1.     Did the American Red Cross have a pre-disaster agreement with the Haitian Red Cross, or a Haitian government entity to provide bilateral immediate response? The American Red Cross as partner, the International Federation of the Red Cross and Red Crescent, followed the guidance of said organization to plan their response.

2.     Were agreements in place with local banks for transfer of funds or mechanisms for hiring local personnel?

3.     Were the ports open to allow equipment being brought by American Red Cross to the country. Did Haiti exempt American Red Cross from paying entry tariffs? What would happen with that equipment once it was used in Haiti?

4.     When was American Red Cross given clearance to begin on-the-ground assessment? Had all the bodies been recovered and the debris removed from the public thoroughfare?

5.     Were there people either native or Haitian descendant that specialized in disaster response? If not, did the American Red Cross exercise the “Do no harm” imperative waited past the gestation period (a period usually between six month to a year) where assessments are conducted, local people are trained, work plans formulated and evaluation mechanism are in place?

I cannot answer those questions because I was not there, but the reporters, who were there, I am sure cannot answers the questions either.

It is easy to be an spectator that with the passing of time develops compassion fatigue, to develop a warped vision of reality. It is also very difficult for reporters to do in-depth investigative work without having a working knowledge of the science of disaster response, reconstruction, and development.
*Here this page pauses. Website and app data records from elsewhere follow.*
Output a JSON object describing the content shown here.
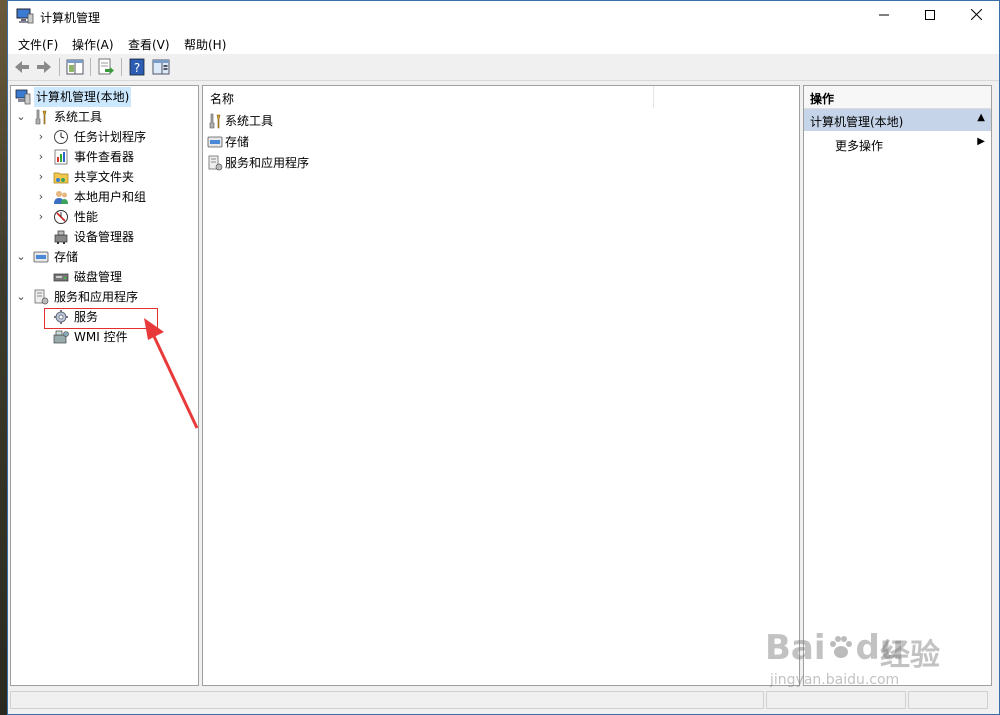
{
  "window": {
    "title": "计算机管理"
  },
  "menu": [
    "文件(F)",
    "操作(A)",
    "查看(V)",
    "帮助(H)"
  ],
  "toolbar": {
    "back": "back-arrow-icon",
    "forward": "forward-arrow-icon",
    "show_tree": "console-tree-icon",
    "export": "export-list-icon",
    "help": "help-icon",
    "show_action": "action-pane-icon"
  },
  "tree": {
    "root": "计算机管理(本地)",
    "system_tools": "系统工具",
    "task_scheduler": "任务计划程序",
    "event_viewer": "事件查看器",
    "shared_folders": "共享文件夹",
    "local_users": "本地用户和组",
    "performance": "性能",
    "device_manager": "设备管理器",
    "storage": "存储",
    "disk_management": "磁盘管理",
    "services_apps": "服务和应用程序",
    "services": "服务",
    "wmi": "WMI 控件"
  },
  "list": {
    "column_name": "名称",
    "items": [
      "系统工具",
      "存储",
      "服务和应用程序"
    ]
  },
  "actions": {
    "header": "操作",
    "section": "计算机管理(本地)",
    "more": "更多操作"
  },
  "watermark": {
    "brand": "Bai",
    "brand2": "du",
    "cn": "经验",
    "url": "jingyan.baidu.com"
  },
  "colors": {
    "highlight": "#e03030",
    "selection": "#cce8ff",
    "action_header": "#c5d4e8"
  }
}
Paraphrasing Mrs. Schaefer, well said in the program this afternoon, the American Red Cross did what it was supposed to do, continues to do what was planned, and will remain on the ground until all the identified programmatic needs, now using trained local personnel, are no more.